Bring your passport and money with you when leaving the cabin unattended.
With kids, accompany them to the toilet and never let children off the train without an adult.
Each Trans Siberian train carriage has a female attendant, known as a provodnista. Sometimes they will have a female or male helper.
The provodnistas are a formidable group of women who effectively run – and rule – the Tran Siberian trains.
The provodnistas check your tickets and passports each time you board the train and monitor the carriage doors at station stops.
They clean the carriages and cabins daily (keeping them spotless) and ensure the hot water boilers are always topped up.
The provodnistas have a key to unlock all the cabin doors and will knock and enter your room within seconds – be warned!!! If they want to clean your room they will unceremoniously turf you out.
They visit you daily to try to sell you drinks, souvenirs and snacks and can get irritated if you buy these elsewhere.
The ladies will also ensure a closed toilet means closed. No one gets past them.
With kids, make friends with the provodnista – if you can! A smile, a ‘good morning’ or ‘thank you’ in Russian goes a long way!
Passing the time
Many people wonder how we passed the time on a train in a confined space with kids and no toys or wifi!
It was surprisingly – and unexpectedly – easy!!!
We spent hours looking out of the window. It was fascinating to fall asleep to endless fields of green grass to wake up to dense birch and larch forests.
Or to fall asleep to the windswept lands of Siberia to wake up to the city centre high rises of urban cities.

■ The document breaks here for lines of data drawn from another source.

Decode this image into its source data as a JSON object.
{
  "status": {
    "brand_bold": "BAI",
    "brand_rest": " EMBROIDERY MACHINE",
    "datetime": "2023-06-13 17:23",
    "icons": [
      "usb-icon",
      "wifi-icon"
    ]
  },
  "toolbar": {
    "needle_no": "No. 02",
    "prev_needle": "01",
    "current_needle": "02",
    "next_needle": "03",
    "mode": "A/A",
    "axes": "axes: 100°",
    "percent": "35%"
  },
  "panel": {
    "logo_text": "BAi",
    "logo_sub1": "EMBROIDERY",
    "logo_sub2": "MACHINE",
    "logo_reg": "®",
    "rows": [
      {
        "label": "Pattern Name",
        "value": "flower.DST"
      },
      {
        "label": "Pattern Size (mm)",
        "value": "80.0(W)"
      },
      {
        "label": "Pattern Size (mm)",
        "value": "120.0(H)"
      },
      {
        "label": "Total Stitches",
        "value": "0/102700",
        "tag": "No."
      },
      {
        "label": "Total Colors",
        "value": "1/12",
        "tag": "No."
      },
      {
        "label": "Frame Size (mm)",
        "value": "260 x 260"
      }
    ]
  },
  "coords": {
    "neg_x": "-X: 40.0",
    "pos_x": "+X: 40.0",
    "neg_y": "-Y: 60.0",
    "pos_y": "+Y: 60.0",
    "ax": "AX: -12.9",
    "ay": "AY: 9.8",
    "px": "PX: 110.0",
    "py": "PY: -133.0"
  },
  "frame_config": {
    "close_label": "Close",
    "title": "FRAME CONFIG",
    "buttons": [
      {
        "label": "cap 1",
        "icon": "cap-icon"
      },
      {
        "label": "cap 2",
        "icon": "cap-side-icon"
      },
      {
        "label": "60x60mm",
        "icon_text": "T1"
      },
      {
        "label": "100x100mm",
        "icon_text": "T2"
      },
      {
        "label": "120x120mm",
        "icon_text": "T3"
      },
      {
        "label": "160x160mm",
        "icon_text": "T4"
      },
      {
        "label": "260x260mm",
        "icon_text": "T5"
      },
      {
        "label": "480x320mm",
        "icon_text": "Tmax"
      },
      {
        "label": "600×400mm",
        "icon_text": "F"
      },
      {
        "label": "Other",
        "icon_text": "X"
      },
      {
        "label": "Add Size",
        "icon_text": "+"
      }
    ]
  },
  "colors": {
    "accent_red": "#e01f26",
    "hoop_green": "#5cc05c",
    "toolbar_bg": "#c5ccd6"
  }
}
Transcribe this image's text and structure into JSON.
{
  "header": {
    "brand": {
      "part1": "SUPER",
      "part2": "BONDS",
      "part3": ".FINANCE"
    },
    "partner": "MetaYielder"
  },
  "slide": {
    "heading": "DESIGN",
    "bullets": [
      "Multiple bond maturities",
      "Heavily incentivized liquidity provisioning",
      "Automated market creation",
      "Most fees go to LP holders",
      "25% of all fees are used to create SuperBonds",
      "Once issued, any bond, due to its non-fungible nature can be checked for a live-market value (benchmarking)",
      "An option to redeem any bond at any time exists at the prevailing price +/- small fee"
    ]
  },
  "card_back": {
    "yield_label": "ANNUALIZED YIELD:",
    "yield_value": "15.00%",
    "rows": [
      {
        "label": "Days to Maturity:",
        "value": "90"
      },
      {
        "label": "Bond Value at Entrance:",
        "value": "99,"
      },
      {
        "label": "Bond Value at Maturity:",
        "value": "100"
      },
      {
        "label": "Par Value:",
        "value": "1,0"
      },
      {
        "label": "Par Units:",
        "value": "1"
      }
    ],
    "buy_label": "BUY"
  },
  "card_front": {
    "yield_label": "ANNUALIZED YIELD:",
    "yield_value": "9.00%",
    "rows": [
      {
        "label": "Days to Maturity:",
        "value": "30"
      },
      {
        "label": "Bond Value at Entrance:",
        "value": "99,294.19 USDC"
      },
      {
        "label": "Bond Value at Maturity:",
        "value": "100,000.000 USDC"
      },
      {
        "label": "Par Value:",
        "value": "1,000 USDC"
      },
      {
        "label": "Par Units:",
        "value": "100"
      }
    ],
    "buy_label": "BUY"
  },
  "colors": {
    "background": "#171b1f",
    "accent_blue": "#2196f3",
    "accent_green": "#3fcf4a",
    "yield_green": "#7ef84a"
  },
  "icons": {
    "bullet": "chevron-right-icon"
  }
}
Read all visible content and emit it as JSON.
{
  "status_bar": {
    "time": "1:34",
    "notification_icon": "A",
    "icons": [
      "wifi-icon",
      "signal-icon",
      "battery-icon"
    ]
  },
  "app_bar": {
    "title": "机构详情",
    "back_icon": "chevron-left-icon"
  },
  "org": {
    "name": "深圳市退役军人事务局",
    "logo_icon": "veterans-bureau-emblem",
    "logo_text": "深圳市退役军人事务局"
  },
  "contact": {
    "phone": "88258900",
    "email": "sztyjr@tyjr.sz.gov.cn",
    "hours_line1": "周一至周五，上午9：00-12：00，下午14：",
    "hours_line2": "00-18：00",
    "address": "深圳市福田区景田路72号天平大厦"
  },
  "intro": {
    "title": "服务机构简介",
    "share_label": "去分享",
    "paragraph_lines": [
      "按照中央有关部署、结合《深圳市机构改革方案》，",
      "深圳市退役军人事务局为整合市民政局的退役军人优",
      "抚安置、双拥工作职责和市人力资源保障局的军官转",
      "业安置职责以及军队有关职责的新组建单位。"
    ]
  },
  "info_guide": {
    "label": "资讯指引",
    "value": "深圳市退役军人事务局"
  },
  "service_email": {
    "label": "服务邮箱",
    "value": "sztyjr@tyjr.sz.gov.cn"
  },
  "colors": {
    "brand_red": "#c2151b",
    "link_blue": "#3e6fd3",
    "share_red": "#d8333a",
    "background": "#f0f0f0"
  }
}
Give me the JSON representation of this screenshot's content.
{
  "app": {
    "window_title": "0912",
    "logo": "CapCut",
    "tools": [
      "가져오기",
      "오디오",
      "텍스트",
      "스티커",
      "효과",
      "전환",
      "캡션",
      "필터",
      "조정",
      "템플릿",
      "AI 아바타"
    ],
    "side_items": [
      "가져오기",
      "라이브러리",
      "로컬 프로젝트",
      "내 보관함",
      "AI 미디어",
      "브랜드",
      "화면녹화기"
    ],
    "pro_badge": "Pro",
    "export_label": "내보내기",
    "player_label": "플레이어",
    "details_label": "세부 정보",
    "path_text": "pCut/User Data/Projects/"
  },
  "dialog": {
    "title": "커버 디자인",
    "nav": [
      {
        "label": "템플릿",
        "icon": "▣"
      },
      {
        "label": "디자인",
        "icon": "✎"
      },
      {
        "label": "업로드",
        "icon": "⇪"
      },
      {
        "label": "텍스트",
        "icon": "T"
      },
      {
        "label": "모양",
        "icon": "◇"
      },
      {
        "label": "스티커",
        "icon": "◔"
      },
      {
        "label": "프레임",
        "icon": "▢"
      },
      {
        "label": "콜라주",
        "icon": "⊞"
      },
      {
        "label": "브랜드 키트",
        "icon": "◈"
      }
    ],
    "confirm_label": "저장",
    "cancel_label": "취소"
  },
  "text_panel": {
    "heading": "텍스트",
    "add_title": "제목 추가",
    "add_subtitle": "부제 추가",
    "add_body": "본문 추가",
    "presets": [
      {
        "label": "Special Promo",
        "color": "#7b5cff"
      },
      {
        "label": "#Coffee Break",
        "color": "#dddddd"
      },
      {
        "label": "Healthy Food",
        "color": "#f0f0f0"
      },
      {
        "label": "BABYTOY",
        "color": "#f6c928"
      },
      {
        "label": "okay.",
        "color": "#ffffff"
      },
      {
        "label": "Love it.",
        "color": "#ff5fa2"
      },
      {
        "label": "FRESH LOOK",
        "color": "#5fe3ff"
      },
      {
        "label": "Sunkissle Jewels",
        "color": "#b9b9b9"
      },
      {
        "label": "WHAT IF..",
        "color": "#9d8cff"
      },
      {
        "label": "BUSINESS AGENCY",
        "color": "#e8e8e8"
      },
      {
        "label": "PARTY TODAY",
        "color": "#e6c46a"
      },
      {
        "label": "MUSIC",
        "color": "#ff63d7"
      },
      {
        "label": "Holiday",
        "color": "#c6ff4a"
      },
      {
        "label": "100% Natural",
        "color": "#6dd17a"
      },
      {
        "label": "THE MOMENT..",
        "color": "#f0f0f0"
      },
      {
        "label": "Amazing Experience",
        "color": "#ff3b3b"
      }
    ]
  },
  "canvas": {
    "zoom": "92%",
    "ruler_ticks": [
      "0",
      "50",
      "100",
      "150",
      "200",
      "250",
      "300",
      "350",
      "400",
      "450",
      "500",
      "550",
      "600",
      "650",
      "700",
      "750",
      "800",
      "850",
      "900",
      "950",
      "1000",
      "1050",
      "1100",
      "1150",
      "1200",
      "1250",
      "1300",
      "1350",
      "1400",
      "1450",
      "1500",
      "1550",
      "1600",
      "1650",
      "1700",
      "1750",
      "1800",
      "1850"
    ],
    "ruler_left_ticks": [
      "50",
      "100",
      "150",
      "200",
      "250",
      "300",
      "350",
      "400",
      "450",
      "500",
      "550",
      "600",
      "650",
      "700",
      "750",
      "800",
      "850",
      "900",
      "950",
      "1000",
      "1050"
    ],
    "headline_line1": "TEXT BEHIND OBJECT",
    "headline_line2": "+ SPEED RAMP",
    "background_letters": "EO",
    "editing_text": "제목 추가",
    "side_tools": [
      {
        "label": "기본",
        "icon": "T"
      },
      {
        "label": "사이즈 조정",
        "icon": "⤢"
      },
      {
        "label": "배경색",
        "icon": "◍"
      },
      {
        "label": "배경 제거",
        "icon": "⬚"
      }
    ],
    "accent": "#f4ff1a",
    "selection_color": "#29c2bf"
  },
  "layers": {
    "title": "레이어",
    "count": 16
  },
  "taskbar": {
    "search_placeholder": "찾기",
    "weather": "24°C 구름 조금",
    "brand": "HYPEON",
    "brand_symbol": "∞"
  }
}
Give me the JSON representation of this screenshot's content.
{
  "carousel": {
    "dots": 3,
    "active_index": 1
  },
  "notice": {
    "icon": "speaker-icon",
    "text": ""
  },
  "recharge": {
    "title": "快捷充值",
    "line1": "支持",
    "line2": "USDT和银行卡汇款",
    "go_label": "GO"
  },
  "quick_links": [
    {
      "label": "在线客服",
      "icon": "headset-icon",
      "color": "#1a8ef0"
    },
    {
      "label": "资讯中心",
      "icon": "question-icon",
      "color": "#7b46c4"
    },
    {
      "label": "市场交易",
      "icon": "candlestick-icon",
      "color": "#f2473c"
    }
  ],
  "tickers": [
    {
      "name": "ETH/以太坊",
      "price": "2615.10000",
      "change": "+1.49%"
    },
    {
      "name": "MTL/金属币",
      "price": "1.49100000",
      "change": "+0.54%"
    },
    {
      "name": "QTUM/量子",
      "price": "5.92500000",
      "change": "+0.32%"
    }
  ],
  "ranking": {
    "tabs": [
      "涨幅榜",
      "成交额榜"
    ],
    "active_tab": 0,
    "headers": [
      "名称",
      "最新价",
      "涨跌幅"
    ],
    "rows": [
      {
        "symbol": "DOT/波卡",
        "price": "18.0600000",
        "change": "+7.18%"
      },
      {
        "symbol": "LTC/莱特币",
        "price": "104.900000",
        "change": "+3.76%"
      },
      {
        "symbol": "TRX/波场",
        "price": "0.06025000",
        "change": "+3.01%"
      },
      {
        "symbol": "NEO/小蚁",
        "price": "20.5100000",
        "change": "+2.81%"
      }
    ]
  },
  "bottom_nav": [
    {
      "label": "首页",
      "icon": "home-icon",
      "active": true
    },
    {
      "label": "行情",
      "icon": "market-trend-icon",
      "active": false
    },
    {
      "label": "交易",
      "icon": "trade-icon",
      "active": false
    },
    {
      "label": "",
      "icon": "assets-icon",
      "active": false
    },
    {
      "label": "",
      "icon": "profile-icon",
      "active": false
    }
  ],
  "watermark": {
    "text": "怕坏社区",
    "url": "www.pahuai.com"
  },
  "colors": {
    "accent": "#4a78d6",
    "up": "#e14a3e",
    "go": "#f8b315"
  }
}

We read a lot, played window bingo, we drew things we saw out of the window and played endless card games.
Vary your work and play space – get a change of scene and to give each other some space. Nobody minded if we studied in the corridor or dining car.
With kids, take advantage of the station stops.
Leave the train whenever you can, even if it is just for five minutes. The fresh air and change of scene work wonders!
Try to keep a tidy cabin with everything in its place. It makes life much easier.
Maintain a routine
On our longest, five-day journey, we tried to maintain a routine.
We got up and dressed as usual and after breakfast, we did some individual homeschooling with each child.
After lunch, we did some homeschool topic work and following dinner, we had free time to play and relax.
We tried to go to bed at the same time and kept to our usual bedtime routine.
We walked the length of the train each day and tried to vary our work and play space to get a change of scene and to give each other some space.
It was important to give our day some structure and purpose.
It was great to ‘slow down’ with our kids and we loved it!
Learn some Russian
We found our fellow train travellers to be reserved apart from one jolly passenger who shouted ‘Manchester United’ and ‘Chelsea’ at us whenever he saw us.
If we had had more language, perhaps we could have broken down some barriers.
Take your time
Looking back, we regret not spending more time travelling through Russia on the Trans Siberian railway.
We should have made more stops and explored more locations especially when we consider the cost, time and effort involved to get our visa!
But at the time, it was the mounting costs of each separate ticket of the journey that prevented us from doing this.
It just means we will have to return again another time!
Have you travelled on the Trans Siberian railway with or without kids? What were your highlights?